"I appreciate the advice I got from those folks in the field," Bush said after emerging from the morning session. "And that advice is . . . an important component of putting together a new way forward in Iraq."
The carefully choreographed meetings are coming on the heels of the release last week of the Iraq Study Group's report, which pronounced the situation in Iraq "grave" and recommended fundamental shifts in how the Bush administration handles the war. To stem the deteriorating situation in Iraq, the report said, the administration should shift the focus of its military mission from direct combat to training Iraqi troops, while pressing harder for a diplomatic solution by engaging Iran and Syria -- something Bush has pointedly refused to do.
Yesterday's meetings are to be followed today by a videoconference with military commanders before Bush receives Iraqi Vice President Tariq al-Hashemi at the White House. On Wednesday, Bush is scheduled to meet with his outgoing defense secretary, Donald H. Rumsfeld, and another group of military experts.
Coming amid growing public discontent with the war and the defeat of his party in last month's congressional elections, the president's very public review of his Iraq policy is expected to culminate in a major address in which he will lay out what the administration has billed as a "new way forward" in the nearly four-year-old conflict. Press secretary Tony Snow said the administration is hoping for the president to deliver the speech before Christmas, although he said the timing has not been nailed down.
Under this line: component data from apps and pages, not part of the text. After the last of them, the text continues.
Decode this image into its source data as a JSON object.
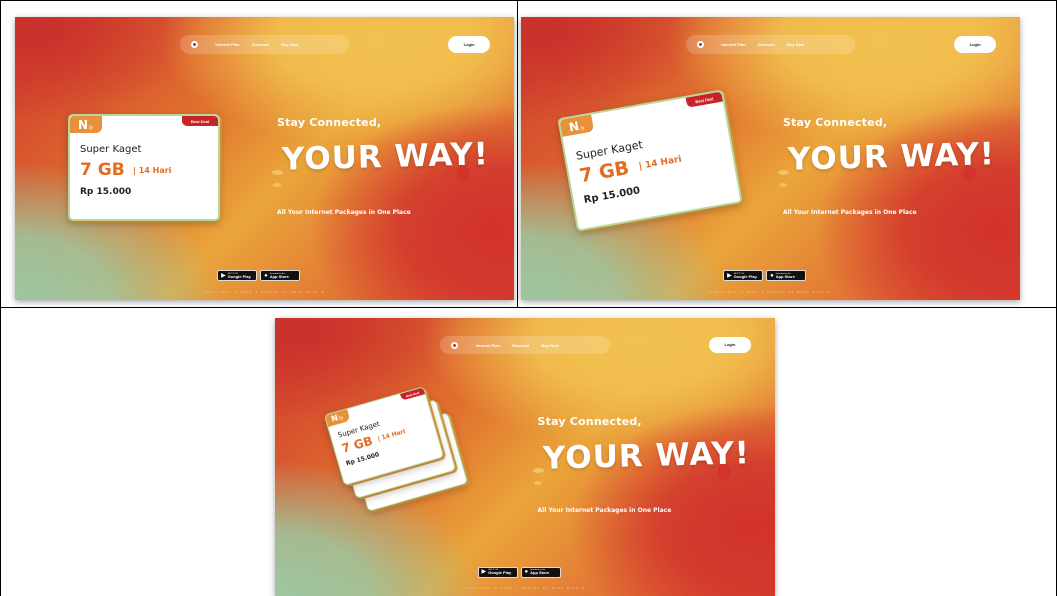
{
  "site": {
    "nav_items": [
      "Internet Plan",
      "Discount",
      "Buy Now"
    ],
    "login_label": "Login",
    "hero_subtitle": "Stay Connected,",
    "hero_title": "YOUR WAY!",
    "hero_description": "All Your Internet Packages in One Place",
    "google_play_small": "GET IT ON",
    "google_play_label": "Google Play",
    "app_store_small": "Download on the",
    "app_store_label": "App Store",
    "copyright": "Copyright © 2023 | Design by Made With ❤"
  },
  "card": {
    "logo_letter": "N",
    "logo_suffix": ".ly",
    "badge": "Best Deal",
    "name": "Super Kaget",
    "size": "7 GB",
    "period": "| 14 Hari",
    "price": "Rp 15.000"
  },
  "colors": {
    "accent_orange": "#e56b1f",
    "badge_red": "#c9232a",
    "card_border_green": "#b7d79d"
  }
}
Even as the president has been reviewing his approach to the war, he has not backed off his position that victory in Iraq is crucial to victory in a larger fight against terrorism. Bush also calls it essential for Iraq to be stabilized as a functioning democracy -- a sweeping goal on which the Iraq Study Group's report was notably silent.
"Iraq is a central component of defeating the extremists who want to establish safe haven in the Middle East, extremists who would use their safe haven from which to attack the United States," Bush said. "This is really the calling of our time, that is, to defeat the extremists and radicals."
When the White House review began, the interagency group debated whether to try to beat the Iraqi Study Group's report or let it play out and then look "bigger and better" by doing a report later, said an official familiar with the discussions. It was agreed to wait. But the emphasis throughout the month-long process has been to produce a strategy that would be deliberately distinct, the official added.
The White House review does not have the depth or scope of the Iraq Study Group's, according to officials familiar with the deliberations. "There's a lack of thinking on other big issues -- oil, the economy, infrastructure and jobs," said one source who was briefed on the interagency discussions and requested anonymity because talks are ongoing.
During yesterday's White House meeting, Bush asked all the questions, except for one at the end from Cheney, a source said. But Cheney took copious notes throughout, filling several pages, he said. "They didn't really reveal their own views" in their questions, said retired Army Gen. Barry McCaffrey, one of the five participants.
As a whole, the group of retired generals and academics who met Bush tend to be skeptical of the Iraq Study Group's proposals, and so were able to give him additional reasons to reject its recommendations.
The first to speak was Eliot A. Cohen, an expert in military strategy at Johns Hopkins University, who has criticized the study group's findings, particularly on engaging Iran and Syria and on decreasing combat troops. He was followed by Keane, McCaffrey and Wayne A. Downing, all retired four-star Army generals. Two have told friends they are skeptical of the study group's recommendation to cut U.S. combat forces over the next year while quadrupling the size of the training and advisory effort, which currently numbers around 4,000.
Staff writer Robin Wright contributed to this report.